Relatedly, Steve Benen tallies up the times Romney has failed to stand up to the right.
* Republicans admit government spending helps economy: Juliet Lapidos ferrets out a great quote from GOP Senate minority whip Jon Kyl, who objects to cuts to defense spending on the grounds that “the whole point here is to try to get some economic growth, job creation, to get out of this recession.”
Really? So government spending on defense would produce economic growth and job creation? That’s good to know. I thought the mantra was that cutting spending is the way to revive the economy. More on this later.
* No end to the Romney falsehoods: Eugene Robinson has the goods on yet another false claim: That Obama has presided over an unprecedented acceleration in the pace of federal spending.
* President Obama and his “kill list”: The New York Times’s big opus on Obama’s secret terrorist “kill list,” which the Times delicately describes as “aggressive,” will drive a lot of discussion today.
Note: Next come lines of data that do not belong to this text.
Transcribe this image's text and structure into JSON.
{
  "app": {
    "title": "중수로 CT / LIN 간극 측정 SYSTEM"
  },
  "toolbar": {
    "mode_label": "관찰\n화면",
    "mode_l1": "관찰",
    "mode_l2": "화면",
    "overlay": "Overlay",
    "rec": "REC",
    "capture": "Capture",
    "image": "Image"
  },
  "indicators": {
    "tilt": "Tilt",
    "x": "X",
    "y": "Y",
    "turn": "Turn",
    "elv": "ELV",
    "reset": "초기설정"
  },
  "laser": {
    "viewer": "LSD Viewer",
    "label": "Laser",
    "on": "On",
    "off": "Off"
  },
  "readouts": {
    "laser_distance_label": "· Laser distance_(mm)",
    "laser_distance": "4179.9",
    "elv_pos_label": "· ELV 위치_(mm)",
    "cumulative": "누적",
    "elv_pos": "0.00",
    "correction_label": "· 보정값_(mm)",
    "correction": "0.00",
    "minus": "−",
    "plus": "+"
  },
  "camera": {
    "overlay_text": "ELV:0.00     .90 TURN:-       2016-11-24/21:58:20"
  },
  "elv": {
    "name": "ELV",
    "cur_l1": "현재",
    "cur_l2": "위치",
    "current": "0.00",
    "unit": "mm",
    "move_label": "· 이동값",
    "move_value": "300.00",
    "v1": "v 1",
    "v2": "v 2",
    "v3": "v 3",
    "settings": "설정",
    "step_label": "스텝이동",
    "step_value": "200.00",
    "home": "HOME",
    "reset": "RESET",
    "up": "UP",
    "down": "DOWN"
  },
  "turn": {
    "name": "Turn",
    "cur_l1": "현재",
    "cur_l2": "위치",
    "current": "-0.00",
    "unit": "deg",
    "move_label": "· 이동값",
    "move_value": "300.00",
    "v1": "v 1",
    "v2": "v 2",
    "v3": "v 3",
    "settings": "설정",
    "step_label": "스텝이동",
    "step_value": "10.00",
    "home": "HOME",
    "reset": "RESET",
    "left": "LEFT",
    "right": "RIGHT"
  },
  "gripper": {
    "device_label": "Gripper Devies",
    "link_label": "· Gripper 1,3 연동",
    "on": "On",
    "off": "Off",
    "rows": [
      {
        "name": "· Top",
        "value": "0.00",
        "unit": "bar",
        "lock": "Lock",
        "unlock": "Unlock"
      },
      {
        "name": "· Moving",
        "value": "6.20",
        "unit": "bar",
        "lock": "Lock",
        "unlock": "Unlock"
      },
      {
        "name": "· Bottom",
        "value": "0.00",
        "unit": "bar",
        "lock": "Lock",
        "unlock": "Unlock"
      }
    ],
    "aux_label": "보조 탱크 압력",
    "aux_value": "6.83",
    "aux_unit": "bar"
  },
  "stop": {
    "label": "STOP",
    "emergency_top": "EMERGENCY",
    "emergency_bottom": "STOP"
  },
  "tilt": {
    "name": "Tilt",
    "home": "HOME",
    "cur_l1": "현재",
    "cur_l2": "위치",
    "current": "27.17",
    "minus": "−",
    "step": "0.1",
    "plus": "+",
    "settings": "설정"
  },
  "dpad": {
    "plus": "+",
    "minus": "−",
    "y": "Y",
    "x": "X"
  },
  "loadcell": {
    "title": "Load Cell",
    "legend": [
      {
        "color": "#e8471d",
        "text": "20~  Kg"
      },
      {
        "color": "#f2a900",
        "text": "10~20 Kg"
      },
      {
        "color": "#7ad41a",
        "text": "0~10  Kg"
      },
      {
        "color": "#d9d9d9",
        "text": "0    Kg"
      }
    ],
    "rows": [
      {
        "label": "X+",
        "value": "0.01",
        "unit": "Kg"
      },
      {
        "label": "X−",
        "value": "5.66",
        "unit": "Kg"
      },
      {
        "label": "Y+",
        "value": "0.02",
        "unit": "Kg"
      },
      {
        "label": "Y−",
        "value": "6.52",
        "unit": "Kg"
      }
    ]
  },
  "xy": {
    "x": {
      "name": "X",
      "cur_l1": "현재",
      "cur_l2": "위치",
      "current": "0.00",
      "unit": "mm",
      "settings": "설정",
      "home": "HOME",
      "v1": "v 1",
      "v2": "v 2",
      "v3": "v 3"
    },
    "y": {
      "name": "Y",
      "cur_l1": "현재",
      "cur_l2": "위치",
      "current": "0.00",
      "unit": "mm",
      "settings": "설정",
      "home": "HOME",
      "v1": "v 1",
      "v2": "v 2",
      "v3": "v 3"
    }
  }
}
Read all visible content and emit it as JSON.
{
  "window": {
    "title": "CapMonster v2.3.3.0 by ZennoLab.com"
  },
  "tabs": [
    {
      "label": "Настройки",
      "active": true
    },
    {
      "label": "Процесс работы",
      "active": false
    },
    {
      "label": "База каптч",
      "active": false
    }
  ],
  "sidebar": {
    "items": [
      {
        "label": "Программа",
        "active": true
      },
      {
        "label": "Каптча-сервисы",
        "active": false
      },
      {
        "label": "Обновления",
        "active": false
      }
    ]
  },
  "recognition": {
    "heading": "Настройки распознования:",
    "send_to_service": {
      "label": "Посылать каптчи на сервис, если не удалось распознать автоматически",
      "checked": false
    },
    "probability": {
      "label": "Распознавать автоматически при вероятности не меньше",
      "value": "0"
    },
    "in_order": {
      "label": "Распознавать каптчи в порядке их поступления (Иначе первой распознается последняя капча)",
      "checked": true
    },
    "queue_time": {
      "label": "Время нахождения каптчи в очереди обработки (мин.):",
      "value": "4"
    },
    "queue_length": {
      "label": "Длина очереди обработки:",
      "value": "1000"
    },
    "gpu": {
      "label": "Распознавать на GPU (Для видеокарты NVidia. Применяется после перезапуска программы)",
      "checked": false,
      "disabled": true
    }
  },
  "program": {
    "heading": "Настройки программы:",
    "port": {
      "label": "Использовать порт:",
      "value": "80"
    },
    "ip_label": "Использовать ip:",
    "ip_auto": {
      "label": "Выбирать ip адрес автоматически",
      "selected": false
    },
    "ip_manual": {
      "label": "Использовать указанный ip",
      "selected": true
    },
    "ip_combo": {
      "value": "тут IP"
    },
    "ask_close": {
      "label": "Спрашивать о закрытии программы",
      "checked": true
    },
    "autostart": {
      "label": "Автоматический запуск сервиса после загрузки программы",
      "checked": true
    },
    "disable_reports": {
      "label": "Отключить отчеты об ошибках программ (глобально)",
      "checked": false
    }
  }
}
One key nugget: Obama has told colleagues that the decision to kill an American cleric in Yemen was an “an easy one.”
If this is true, it’s hard to imagine that such a cavalier attitude towards a question like this one wouldn’t have infuriated liberals and Democrats if it had been exhibited by George W. Bush.
* Obama’s questionable method for tallying terrorists killed: Glenn Greenwald highlights another revelation in the Times story: about drone strikes: His method “counts all military-age males in a strike zone as combatants.”
* And debt ceiling battle could derail recovery: A must read from Bloomberg on how the next round of debt ceilnig brinkmanship,which John Boehner insists should be used to extract spending cuts that exceed the increase, could badly damage the economy.
Amusing tidbit: Bloomberg suggests that if Republicans learn from the history here — the last round of debt ceiling fighting almost damaged the recovery — than perhaps they can be persuaded to avoid the damaging fallout of another standoff.